AND another review this time in Polish via goooogletrans from Andrzej Nowak over at Spontaneous Music Tribune who has become a real supporter and follower of improvised music in the UK as well as in Spain and other parts of the world.


“Birchall! Cheetham! Webster! Willberg! Plastic Kneecap! Young Empire Strikes Again!

If you’ve read a fairly large, long Tonk on Tribune! Mission Possible! with understanding and due diligence, if the saxophonist Colin Webster is already a recognizable musician for you, it is a sign that the following review does not require any introduction.

If during the reading of the text referred to in the first sentence, you’ve come across the Plastic Knuckle album, realized by a quartet of young wolves British improvisation, then you are definitely already at home.

The same session – committed on December 13, 2015, in a place called The Room at 4A Studio, in Stockport – which gave three improvisations included on the above disk, today brings another two, this time provided by Raw Tonk Records in the form of black vinyl, under the twin, but not identical title of Plastic Kneecap.

The payroll is as follows: David Birchall – guitar, Andrew Cheetham – drums, Colin Webster – alto and baritone saxophone, and Otto Willberg – double bass. Two sides of the disc bring us less than 36 minutes of music. We’re looking inside!

Side 1. From the first moment, the narration is sewn with a dense stitch, with dynamic double bass walking, agile percussion, guitar and saxophone flowing in a very free, fast stream. Birchall and his plugged-in chord, which tastes good noise rock, it seems that they make the most of the wind here. Anyway, the whole story is soaked in the old, lover-loving post punk! In the quartet, we note very good communication, because the musicians are perfectly familiar with many improvisations and nothing is a surprise for them in such dramatic circumstances. 5 minutes brings a very jazz exhibition of Willberg, which is supported by Cheetham’s competent drumming. At the same time, the guitar sculpts, while the saxophone is remarkably … silent. The sound of the quartet is dirty, without acoustic fireworks (punk’s not dead!). The musicians play close to each other and rub their elbows against each other. In the 8th minute they give us a bloody, collective escalation. Bravo! Right after it, they are perfectly fast at a slower pace and are stalking autodhorpressive stories. A bit of oneiric guitar chants the meta ballad for bad children. The mantra percussion refers to the narrative path, and the rest of the instruments flows where their imagination will be. In the 13th minute the musicians decided to go down to the level of silence. Kings of slow sonore! The saxophone sends drones, the guitar is a deep ambient, like the fuzzy instrument of Dirk Serries, he also does not avoid flashes. A simply charming improvisation with a hint of remarkable psychedelia, a truly liberated trance!

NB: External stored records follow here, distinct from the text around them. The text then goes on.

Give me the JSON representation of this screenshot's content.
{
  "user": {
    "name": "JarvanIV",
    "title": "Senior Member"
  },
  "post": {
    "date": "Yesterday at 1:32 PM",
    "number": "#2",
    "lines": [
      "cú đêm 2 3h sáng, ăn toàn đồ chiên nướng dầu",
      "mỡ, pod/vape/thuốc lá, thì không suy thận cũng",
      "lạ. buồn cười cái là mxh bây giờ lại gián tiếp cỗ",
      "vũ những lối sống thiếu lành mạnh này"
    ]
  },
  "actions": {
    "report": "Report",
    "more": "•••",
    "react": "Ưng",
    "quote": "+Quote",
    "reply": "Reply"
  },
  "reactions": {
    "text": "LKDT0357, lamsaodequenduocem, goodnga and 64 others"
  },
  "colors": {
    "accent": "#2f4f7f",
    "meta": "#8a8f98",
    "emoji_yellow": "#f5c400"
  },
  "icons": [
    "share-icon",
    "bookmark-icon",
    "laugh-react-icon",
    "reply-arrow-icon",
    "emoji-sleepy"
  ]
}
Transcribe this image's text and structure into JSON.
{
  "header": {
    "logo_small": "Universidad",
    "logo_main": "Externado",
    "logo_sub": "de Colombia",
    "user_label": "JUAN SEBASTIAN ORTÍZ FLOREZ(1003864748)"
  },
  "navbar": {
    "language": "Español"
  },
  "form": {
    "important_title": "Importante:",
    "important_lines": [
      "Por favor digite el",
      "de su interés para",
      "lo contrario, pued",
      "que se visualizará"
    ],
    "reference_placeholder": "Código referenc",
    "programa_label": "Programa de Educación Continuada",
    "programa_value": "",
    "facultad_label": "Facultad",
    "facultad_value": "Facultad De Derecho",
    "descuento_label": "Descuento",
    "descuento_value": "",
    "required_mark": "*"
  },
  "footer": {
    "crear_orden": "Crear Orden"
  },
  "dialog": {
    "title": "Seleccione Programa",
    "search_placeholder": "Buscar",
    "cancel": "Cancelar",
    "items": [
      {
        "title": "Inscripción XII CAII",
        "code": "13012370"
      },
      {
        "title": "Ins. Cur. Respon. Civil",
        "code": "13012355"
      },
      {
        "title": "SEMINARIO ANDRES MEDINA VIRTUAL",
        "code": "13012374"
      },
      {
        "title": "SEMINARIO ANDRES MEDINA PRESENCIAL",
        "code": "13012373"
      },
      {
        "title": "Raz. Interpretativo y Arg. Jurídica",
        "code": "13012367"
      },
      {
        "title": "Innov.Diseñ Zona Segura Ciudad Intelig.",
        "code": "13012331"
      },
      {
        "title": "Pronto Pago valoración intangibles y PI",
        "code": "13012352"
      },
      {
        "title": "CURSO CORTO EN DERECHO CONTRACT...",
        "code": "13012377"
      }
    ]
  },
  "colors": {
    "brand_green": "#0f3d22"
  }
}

Side 2. Double bass with a stuck, stuck between the strings, burrows the burrow in the ground. The saxophone snorts, the guitar polishes the strings, the plates resonate from wall to wall. Warm up on high C! Agile interactions – today’s question, today’s answer! Musicians catch a dynamic dribble without unnecessary delay. Maybe only a drummer does it with a slight delay. 5 minutes – Birchalla’s exposure to a rock note, and Webster’s viola, vigorous, with a brilliantly dirty sound, in an explicit commentary. Like a punk narrative, with a synoptic sewn into the spinal cord! Intriguing! The immediately escalated escalation that followed has, in terms of genre, completely eradicated formula. It is dynamic, ragged and indeed noisy. Bravo! The stop, after a short time, is attached to the guitar loop and double bass in the stage of trembling walk. The saxophone comes in as a counterpoint! There must be bread from this flour! As if David and Colin mutated the sound of their instruments at the same time. This story has a few threads, instrumentally smells of noise. A section of a delicate acoustic game. What a fantastic dissonance! The saxophone loop puts a stamp of excellence on this recording! Technical glitter on the final straight is also a guitarist’s part!

Tomorrow the premiere of this CD! We are on time!”